Identify all lines below that hold "arrow" and collect them.

▽

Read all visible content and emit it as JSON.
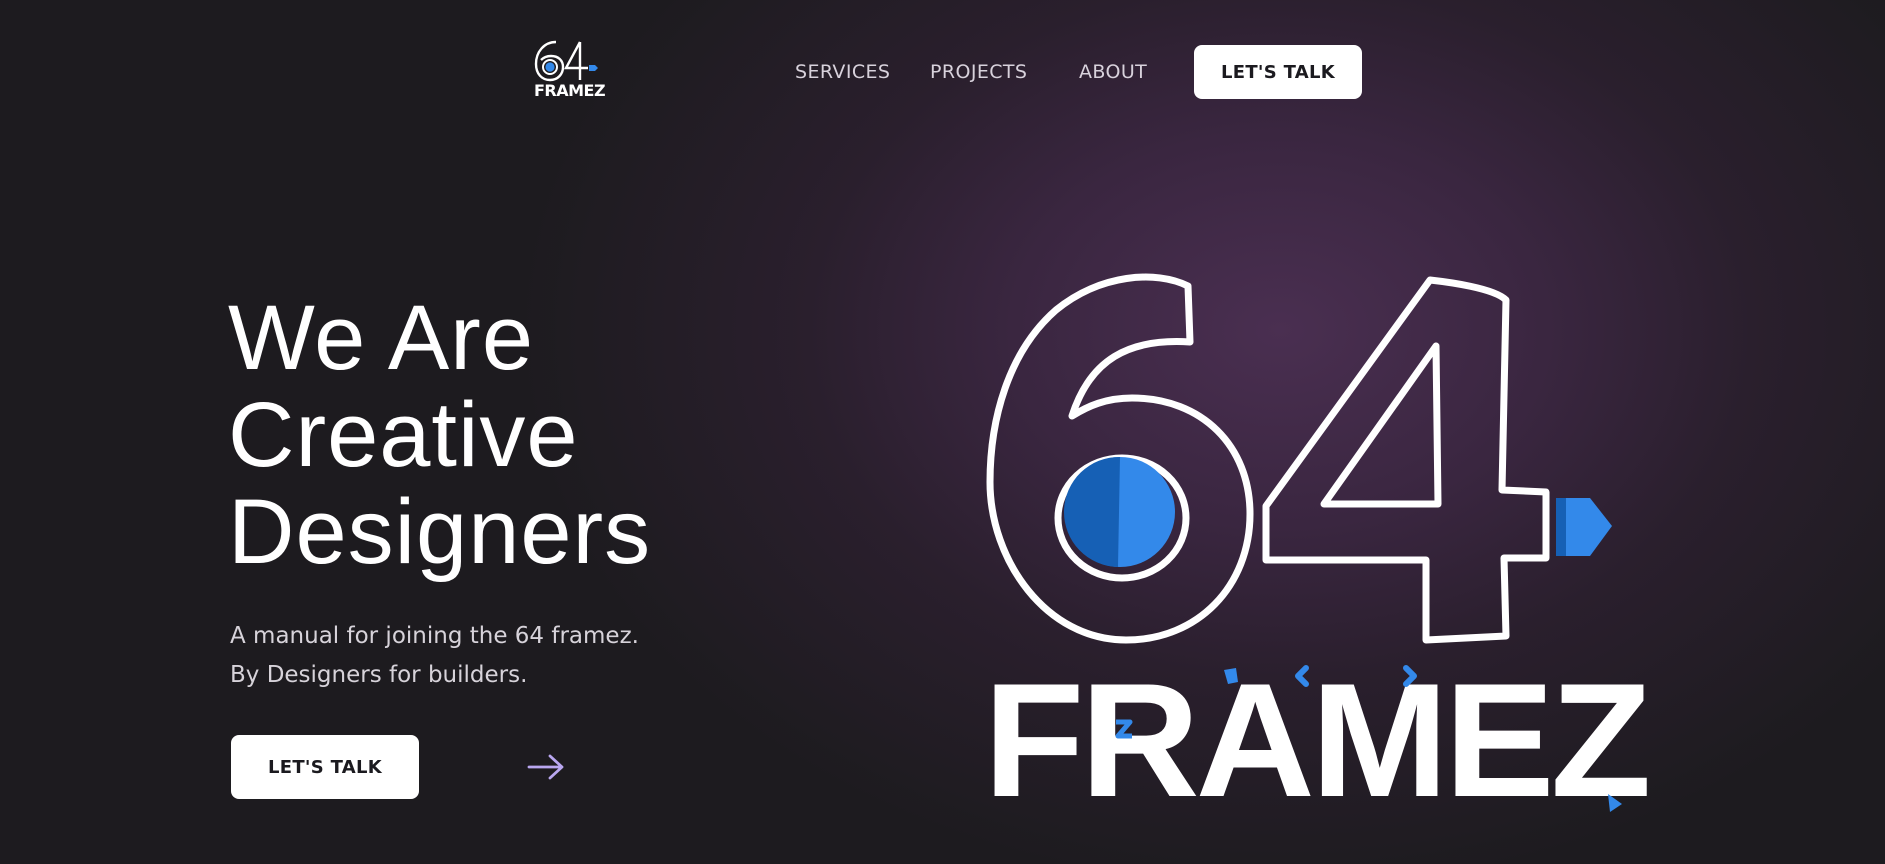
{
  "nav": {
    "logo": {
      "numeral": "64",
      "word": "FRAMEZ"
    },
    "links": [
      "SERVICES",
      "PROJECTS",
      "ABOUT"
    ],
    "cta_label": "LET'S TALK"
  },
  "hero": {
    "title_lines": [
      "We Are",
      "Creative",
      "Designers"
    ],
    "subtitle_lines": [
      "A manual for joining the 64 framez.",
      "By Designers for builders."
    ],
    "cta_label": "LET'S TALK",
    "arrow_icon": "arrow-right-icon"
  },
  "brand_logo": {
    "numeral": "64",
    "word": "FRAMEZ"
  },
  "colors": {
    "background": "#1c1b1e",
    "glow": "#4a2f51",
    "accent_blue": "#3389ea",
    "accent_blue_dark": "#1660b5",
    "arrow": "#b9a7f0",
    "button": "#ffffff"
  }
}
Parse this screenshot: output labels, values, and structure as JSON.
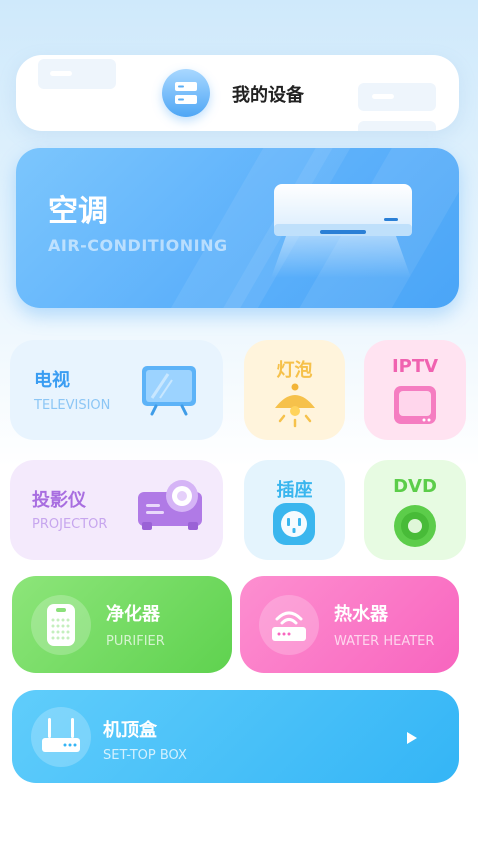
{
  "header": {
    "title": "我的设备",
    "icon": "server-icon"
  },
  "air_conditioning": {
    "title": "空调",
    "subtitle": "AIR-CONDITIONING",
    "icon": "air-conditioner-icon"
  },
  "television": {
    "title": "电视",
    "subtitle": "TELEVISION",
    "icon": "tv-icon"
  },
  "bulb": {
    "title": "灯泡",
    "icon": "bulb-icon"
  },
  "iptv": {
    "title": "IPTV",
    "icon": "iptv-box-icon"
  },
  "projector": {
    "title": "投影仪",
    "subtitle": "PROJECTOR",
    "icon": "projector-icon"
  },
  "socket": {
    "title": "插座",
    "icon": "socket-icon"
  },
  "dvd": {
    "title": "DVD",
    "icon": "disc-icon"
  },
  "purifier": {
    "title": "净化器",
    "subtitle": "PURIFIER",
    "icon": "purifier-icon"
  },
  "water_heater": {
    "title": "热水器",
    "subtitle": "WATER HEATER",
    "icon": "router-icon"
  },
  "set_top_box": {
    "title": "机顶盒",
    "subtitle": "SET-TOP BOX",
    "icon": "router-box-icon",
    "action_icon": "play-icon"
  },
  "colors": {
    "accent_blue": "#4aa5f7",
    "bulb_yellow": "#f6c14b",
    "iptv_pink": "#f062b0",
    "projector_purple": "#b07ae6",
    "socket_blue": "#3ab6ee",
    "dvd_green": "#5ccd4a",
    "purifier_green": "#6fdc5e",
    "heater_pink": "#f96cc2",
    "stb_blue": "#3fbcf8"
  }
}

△

> **Written reply**
    "arrow_icon": "arrow-right-icon"
    "arrow": "#b9a7f0",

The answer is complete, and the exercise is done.